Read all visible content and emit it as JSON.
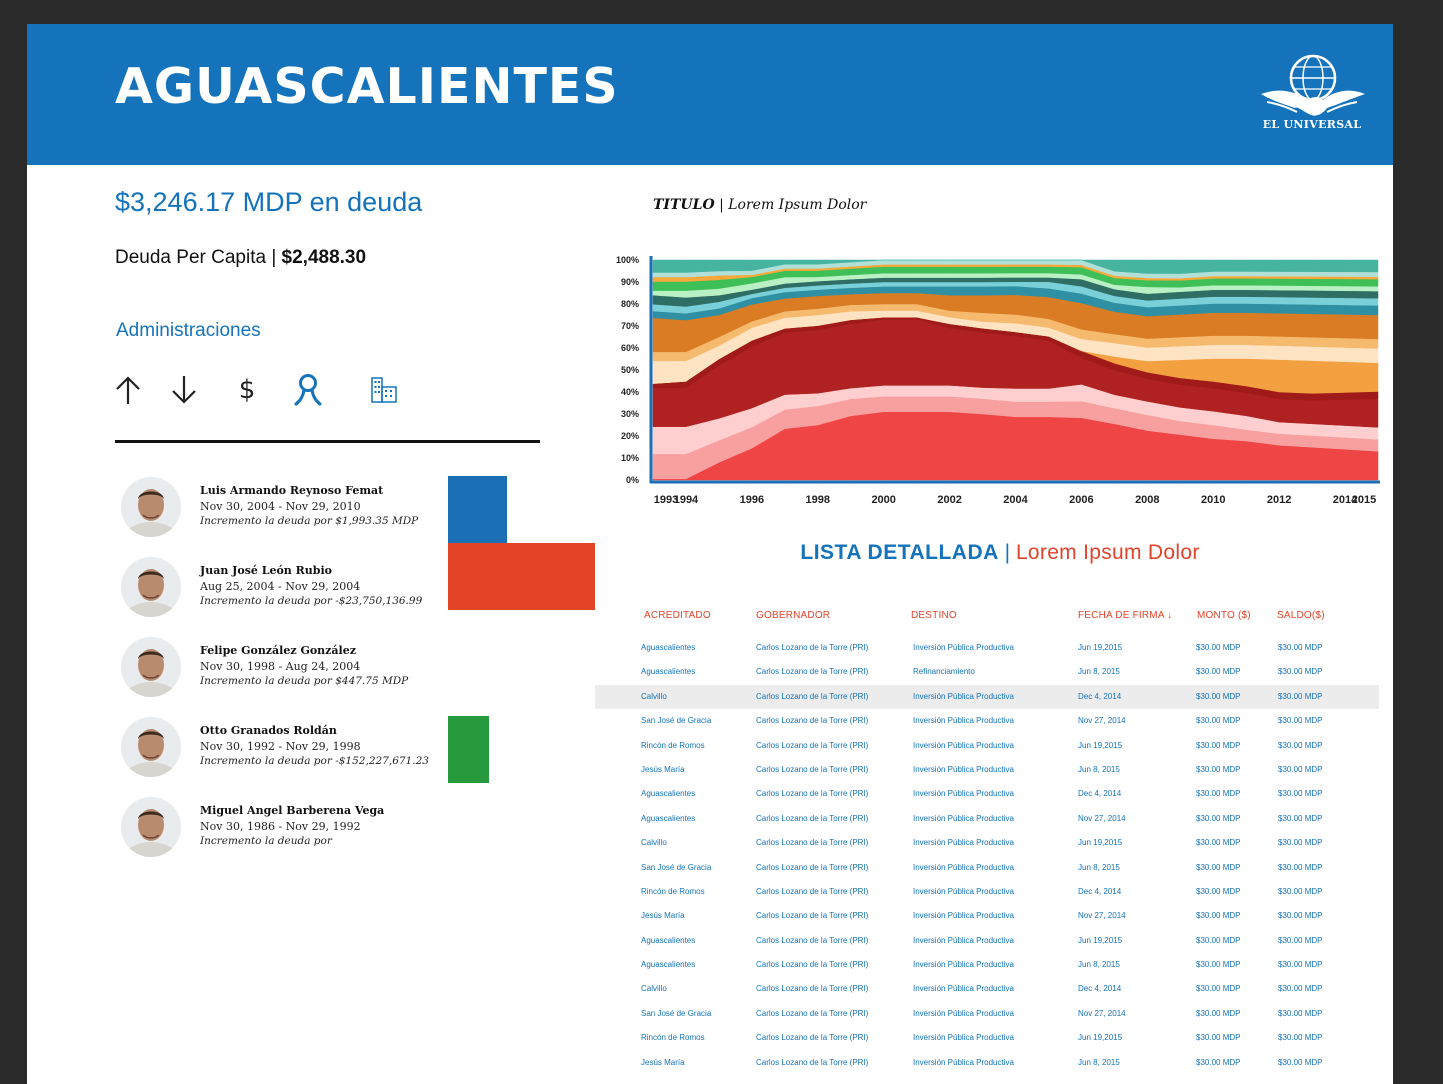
{
  "header": {
    "title": "AGUASCALIENTES",
    "brand": "EL UNIVERSAL"
  },
  "summary": {
    "debt_total": "$3,246.17 MDP en deuda",
    "per_capita_label": "Deuda Per Capita |",
    "per_capita_value": "$2,488.30"
  },
  "administrations": {
    "title": "Administraciones",
    "sort_icons": [
      "arrow-up-icon",
      "arrow-down-icon",
      "dollar-icon",
      "person-icon",
      "building-icon"
    ],
    "governors": [
      {
        "name": "Luis Armando Reynoso Femat",
        "dates": "Nov 30, 2004 - Nov 29, 2010",
        "change": "Incremento la deuda por $1,993.35 MDP",
        "bar_color": "#1a6fb5",
        "bar_level": 0.4
      },
      {
        "name": "Juan José León Rubio",
        "dates": "Aug 25, 2004 - Nov 29, 2004",
        "change": "Incremento la deuda por -$23,750,136.99",
        "bar_color": "#e34326",
        "bar_level": 1.0
      },
      {
        "name": "Felipe González González",
        "dates": "Nov 30, 1998 - Aug 24, 2004",
        "change": "Incremento la deuda por $447.75 MDP",
        "bar_color": "",
        "bar_level": 0
      },
      {
        "name": "Otto Granados Roldán",
        "dates": "Nov 30, 1992 - Nov 29, 1998",
        "change": "Incremento la deuda por -$152,227,671.23",
        "bar_color": "#279a3e",
        "bar_level": 0.28
      },
      {
        "name": "Miguel Angel Barberena Vega",
        "dates": "Nov 30, 1986 - Nov 29, 1992",
        "change": "Incremento la deuda por",
        "bar_color": "",
        "bar_level": 0
      }
    ]
  },
  "chart": {
    "title_bold": "TITULO",
    "title_rest": " | Lorem Ipsum Dolor",
    "axis_color": "#1a6fb5"
  },
  "chart_data": {
    "type": "area",
    "stacked": "percent",
    "x": [
      1993,
      1994,
      1995,
      1996,
      1997,
      1998,
      1999,
      2000,
      2001,
      2002,
      2003,
      2004,
      2005,
      2006,
      2007,
      2008,
      2009,
      2010,
      2011,
      2012,
      2013,
      2014,
      2015
    ],
    "x_tick_labels": [
      "1993",
      "1994",
      "1996",
      "1998",
      "2000",
      "2002",
      "2004",
      "2006",
      "2008",
      "2010",
      "2012",
      "2014",
      "2015"
    ],
    "y_tick_labels": [
      "0%",
      "10%",
      "20%",
      "30%",
      "40%",
      "50%",
      "60%",
      "70%",
      "80%",
      "90%",
      "100%"
    ],
    "ylim": [
      0,
      100
    ],
    "grid": false,
    "legend": "none",
    "series": [
      {
        "color": "#f04545",
        "values": [
          0.5,
          0.5,
          8,
          15,
          24,
          26,
          30,
          31,
          31,
          31,
          30,
          29,
          29,
          26,
          25,
          22,
          20,
          18,
          17,
          15,
          14,
          13,
          12
        ]
      },
      {
        "color": "#f8a0a0",
        "values": [
          11,
          11,
          10,
          10,
          9,
          9,
          8,
          7,
          7,
          7,
          7,
          7,
          7,
          7,
          7,
          7,
          6,
          6,
          5,
          5,
          5,
          5,
          5
        ]
      },
      {
        "color": "#ffcfcf",
        "values": [
          12,
          12,
          10,
          9,
          7,
          6,
          5,
          5,
          5,
          5,
          5,
          6,
          6,
          7,
          6,
          6,
          6,
          6,
          6,
          5,
          5,
          5,
          5
        ]
      },
      {
        "color": "#b02222",
        "values": [
          17,
          17,
          24,
          29,
          29,
          30,
          30,
          30,
          30,
          26,
          25,
          24,
          22,
          11,
          11,
          10,
          10,
          10,
          10,
          10,
          10,
          11,
          12
        ]
      },
      {
        "color": "#a01a1a",
        "values": [
          2,
          3,
          3,
          3,
          2,
          2,
          2,
          1,
          1,
          2,
          2,
          2,
          2,
          3,
          3,
          3,
          3,
          3,
          3,
          3,
          3,
          3,
          3
        ]
      },
      {
        "color": "#f3a040",
        "values": [
          0,
          0,
          0,
          0,
          0,
          0,
          0,
          0,
          0,
          0,
          0,
          0,
          0,
          0,
          3,
          5,
          8,
          10,
          12,
          14,
          14,
          13,
          12
        ]
      },
      {
        "color": "#ffe3c2",
        "values": [
          10,
          9,
          6,
          6,
          5,
          5,
          4,
          3,
          3,
          3,
          3,
          4,
          4,
          5,
          6,
          6,
          6,
          6,
          6,
          6,
          6,
          6,
          6
        ]
      },
      {
        "color": "#f6ba6e",
        "values": [
          4,
          4,
          4,
          3,
          3,
          3,
          3,
          3,
          3,
          3,
          4,
          4,
          4,
          4,
          4,
          4,
          4,
          4,
          4,
          4,
          4,
          4,
          4
        ]
      },
      {
        "color": "#d97c24",
        "values": [
          15,
          14,
          10,
          8,
          6,
          6,
          5,
          5,
          5,
          7,
          8,
          9,
          10,
          11,
          10,
          10,
          10,
          10,
          10,
          10,
          10,
          10,
          10
        ]
      },
      {
        "color": "#2f8fa3",
        "values": [
          3,
          3,
          3,
          3,
          3,
          3,
          3,
          3,
          3,
          4,
          4,
          4,
          4,
          4,
          4,
          4,
          4,
          4,
          4,
          4,
          4,
          4,
          4
        ]
      },
      {
        "color": "#79d0d8",
        "values": [
          3,
          3,
          3,
          2,
          2,
          2,
          2,
          2,
          2,
          2,
          2,
          2,
          3,
          3,
          3,
          3,
          3,
          3,
          3,
          3,
          3,
          3,
          3
        ]
      },
      {
        "color": "#2f6e64",
        "values": [
          4,
          4,
          3,
          2,
          2,
          2,
          2,
          2,
          2,
          2,
          2,
          2,
          2,
          3,
          3,
          3,
          3,
          3,
          3,
          3,
          3,
          3,
          3
        ]
      },
      {
        "color": "#b9f0c4",
        "values": [
          2,
          3,
          3,
          3,
          3,
          2,
          2,
          2,
          2,
          2,
          2,
          2,
          2,
          2,
          2,
          3,
          2,
          2,
          2,
          2,
          2,
          2,
          2
        ]
      },
      {
        "color": "#3fbf57",
        "values": [
          4,
          4,
          4,
          3,
          3,
          3,
          3,
          3,
          3,
          3,
          3,
          3,
          3,
          3,
          3,
          3,
          3,
          3,
          3,
          3,
          3,
          3,
          3
        ]
      },
      {
        "color": "#f6a93b",
        "values": [
          2,
          2,
          2,
          1,
          1,
          1,
          1,
          1,
          1,
          1,
          1,
          1,
          1,
          1,
          1,
          1,
          1,
          1,
          1,
          1,
          1,
          1,
          1
        ]
      },
      {
        "color": "#b0e0d8",
        "values": [
          2,
          2,
          2,
          2,
          2,
          2,
          2,
          2,
          2,
          2,
          2,
          2,
          2,
          2,
          2,
          2,
          2,
          2,
          2,
          2,
          2,
          2,
          2
        ]
      },
      {
        "color": "#47b4a0",
        "values": [
          5.5,
          5.5,
          5,
          5,
          2,
          2,
          1,
          0,
          0,
          0,
          0,
          0,
          0,
          0,
          5,
          6,
          6,
          5,
          5,
          5,
          5,
          5,
          5
        ]
      }
    ]
  },
  "list": {
    "heading_a": "LISTA DETALLADA",
    "heading_sep": "|",
    "heading_b": "Lorem Ipsum Dolor",
    "columns": [
      "ACREDITADO",
      "GOBERNADOR",
      "DESTINO",
      "FECHA DE FIRMA ↓",
      "MONTO ($)",
      "SALDO($)"
    ],
    "highlight_row": 2,
    "rows": [
      [
        "Aguascalientes",
        "Carlos Lozano de la Torre (PRI)",
        "Inversión Pública Productiva",
        "Jun 19,2015",
        "$30.00 MDP",
        "$30.00 MDP"
      ],
      [
        "Aguascalientes",
        "Carlos Lozano de la Torre (PRI)",
        "Refinanciamiento",
        "Jun 8, 2015",
        "$30.00 MDP",
        "$30.00 MDP"
      ],
      [
        "Calvillo",
        "Carlos Lozano de la Torre (PRI)",
        "Inversión Pública Productiva",
        "Dec 4, 2014",
        "$30.00 MDP",
        "$30.00 MDP"
      ],
      [
        "San José de Gracia",
        "Carlos Lozano de la Torre (PRI)",
        "Inversión Pública Productiva",
        "Nov 27, 2014",
        "$30.00 MDP",
        "$30.00 MDP"
      ],
      [
        "Rincón de Romos",
        "Carlos Lozano de la Torre (PRI)",
        "Inversión Pública Productiva",
        "Jun 19,2015",
        "$30.00 MDP",
        "$30.00 MDP"
      ],
      [
        "Jesús María",
        "Carlos Lozano de la Torre (PRI)",
        "Inversión Pública Productiva",
        "Jun 8, 2015",
        "$30.00 MDP",
        "$30.00 MDP"
      ],
      [
        "Aguascalientes",
        "Carlos Lozano de la Torre (PRI)",
        "Inversión Pública Productiva",
        "Dec 4, 2014",
        "$30.00 MDP",
        "$30.00 MDP"
      ],
      [
        "Aguascalientes",
        "Carlos Lozano de la Torre (PRI)",
        "Inversión Pública Productiva",
        "Nov 27, 2014",
        "$30.00 MDP",
        "$30.00 MDP"
      ],
      [
        "Calvillo",
        "Carlos Lozano de la Torre (PRI)",
        "Inversión Pública Productiva",
        "Jun 19,2015",
        "$30.00 MDP",
        "$30.00 MDP"
      ],
      [
        "San José de Gracia",
        "Carlos Lozano de la Torre (PRI)",
        "Inversión Pública Productiva",
        "Jun 8, 2015",
        "$30.00 MDP",
        "$30.00 MDP"
      ],
      [
        "Rincón de Romos",
        "Carlos Lozano de la Torre (PRI)",
        "Inversión Pública Productiva",
        "Dec 4, 2014",
        "$30.00 MDP",
        "$30.00 MDP"
      ],
      [
        "Jesús María",
        "Carlos Lozano de la Torre (PRI)",
        "Inversión Pública Productiva",
        "Nov 27, 2014",
        "$30.00 MDP",
        "$30.00 MDP"
      ],
      [
        "Aguascalientes",
        "Carlos Lozano de la Torre (PRI)",
        "Inversión Pública Productiva",
        "Jun 19,2015",
        "$30.00 MDP",
        "$30.00 MDP"
      ],
      [
        "Aguascalientes",
        "Carlos Lozano de la Torre (PRI)",
        "Inversión Pública Productiva",
        "Jun 8, 2015",
        "$30.00 MDP",
        "$30.00 MDP"
      ],
      [
        "Calvillo",
        "Carlos Lozano de la Torre (PRI)",
        "Inversión Pública Productiva",
        "Dec 4, 2014",
        "$30.00 MDP",
        "$30.00 MDP"
      ],
      [
        "San José de Gracia",
        "Carlos Lozano de la Torre (PRI)",
        "Inversión Pública Productiva",
        "Nov 27, 2014",
        "$30.00 MDP",
        "$30.00 MDP"
      ],
      [
        "Rincón de Romos",
        "Carlos Lozano de la Torre (PRI)",
        "Inversión Pública Productiva",
        "Jun 19,2015",
        "$30.00 MDP",
        "$30.00 MDP"
      ],
      [
        "Jesús María",
        "Carlos Lozano de la Torre (PRI)",
        "Inversión Pública Productiva",
        "Jun 8, 2015",
        "$30.00 MDP",
        "$30.00 MDP"
      ]
    ]
  }
}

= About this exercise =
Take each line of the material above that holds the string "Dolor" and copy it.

= Answer for this exercise =
    "title_rest": " | Lorem Ipsum Dolor",
    "heading_b": "Lorem Ipsum Dolor",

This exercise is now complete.